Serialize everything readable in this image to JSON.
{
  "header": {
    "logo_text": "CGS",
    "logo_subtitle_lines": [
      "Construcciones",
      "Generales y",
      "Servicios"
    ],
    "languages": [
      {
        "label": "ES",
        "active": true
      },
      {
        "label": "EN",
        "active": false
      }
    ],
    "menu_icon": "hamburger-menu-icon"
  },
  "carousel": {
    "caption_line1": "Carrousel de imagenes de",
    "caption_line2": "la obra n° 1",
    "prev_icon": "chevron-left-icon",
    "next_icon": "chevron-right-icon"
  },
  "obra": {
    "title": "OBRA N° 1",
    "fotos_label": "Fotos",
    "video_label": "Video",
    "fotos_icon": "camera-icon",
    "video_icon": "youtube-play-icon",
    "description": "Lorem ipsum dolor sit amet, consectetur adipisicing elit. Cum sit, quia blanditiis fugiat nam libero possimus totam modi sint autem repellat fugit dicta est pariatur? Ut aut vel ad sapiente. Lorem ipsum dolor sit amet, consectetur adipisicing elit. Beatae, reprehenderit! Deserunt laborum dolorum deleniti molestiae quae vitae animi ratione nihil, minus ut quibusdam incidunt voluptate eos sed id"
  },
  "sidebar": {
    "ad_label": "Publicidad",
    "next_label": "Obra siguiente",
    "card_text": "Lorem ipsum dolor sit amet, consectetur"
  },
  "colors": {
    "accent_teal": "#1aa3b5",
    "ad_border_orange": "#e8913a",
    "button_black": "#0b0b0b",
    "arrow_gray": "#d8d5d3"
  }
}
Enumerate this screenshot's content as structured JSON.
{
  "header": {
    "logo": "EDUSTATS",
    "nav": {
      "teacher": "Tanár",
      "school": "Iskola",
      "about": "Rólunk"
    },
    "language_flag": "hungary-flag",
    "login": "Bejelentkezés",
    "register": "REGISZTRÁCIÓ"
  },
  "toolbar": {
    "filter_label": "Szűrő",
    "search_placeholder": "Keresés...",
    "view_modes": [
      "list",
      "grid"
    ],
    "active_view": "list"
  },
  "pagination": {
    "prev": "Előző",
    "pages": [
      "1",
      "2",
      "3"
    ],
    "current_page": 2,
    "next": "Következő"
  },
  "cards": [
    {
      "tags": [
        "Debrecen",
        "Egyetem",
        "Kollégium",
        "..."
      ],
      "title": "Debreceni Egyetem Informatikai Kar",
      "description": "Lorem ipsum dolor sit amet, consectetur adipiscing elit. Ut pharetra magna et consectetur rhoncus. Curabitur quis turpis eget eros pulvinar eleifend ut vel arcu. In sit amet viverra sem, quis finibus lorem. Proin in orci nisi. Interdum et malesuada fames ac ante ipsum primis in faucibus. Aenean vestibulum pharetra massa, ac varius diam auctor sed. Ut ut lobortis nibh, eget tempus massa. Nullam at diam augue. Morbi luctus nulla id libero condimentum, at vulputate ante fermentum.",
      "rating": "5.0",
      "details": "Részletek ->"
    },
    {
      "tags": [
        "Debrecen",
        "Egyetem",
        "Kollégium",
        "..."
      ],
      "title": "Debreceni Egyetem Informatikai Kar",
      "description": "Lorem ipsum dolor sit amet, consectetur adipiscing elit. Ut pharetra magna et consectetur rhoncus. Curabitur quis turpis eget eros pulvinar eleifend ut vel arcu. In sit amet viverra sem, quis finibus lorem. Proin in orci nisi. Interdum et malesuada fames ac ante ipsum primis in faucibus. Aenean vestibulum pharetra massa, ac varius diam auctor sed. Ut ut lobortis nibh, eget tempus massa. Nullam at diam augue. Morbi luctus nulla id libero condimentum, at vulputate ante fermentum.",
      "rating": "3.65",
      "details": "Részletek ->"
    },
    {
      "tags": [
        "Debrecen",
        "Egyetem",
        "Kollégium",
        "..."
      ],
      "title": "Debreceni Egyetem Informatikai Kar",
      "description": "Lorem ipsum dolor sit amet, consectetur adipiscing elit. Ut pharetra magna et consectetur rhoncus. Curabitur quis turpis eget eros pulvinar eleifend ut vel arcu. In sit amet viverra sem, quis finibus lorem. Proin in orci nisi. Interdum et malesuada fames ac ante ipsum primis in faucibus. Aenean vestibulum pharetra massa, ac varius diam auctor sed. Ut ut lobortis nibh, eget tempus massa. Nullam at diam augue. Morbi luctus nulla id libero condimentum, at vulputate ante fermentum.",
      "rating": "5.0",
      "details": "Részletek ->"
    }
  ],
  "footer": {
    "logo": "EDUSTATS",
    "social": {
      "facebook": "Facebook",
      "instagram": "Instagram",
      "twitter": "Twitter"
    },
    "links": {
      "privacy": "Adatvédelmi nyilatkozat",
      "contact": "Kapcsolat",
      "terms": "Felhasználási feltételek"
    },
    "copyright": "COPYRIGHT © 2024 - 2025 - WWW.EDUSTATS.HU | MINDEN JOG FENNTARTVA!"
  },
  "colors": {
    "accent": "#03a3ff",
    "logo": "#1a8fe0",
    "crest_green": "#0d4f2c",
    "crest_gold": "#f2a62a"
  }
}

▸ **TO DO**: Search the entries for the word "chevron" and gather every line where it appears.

▸ **EXERCISE SOLUTION**:
    "prev_icon": "chevron-left-icon",
    "next_icon": "chevron-right-icon"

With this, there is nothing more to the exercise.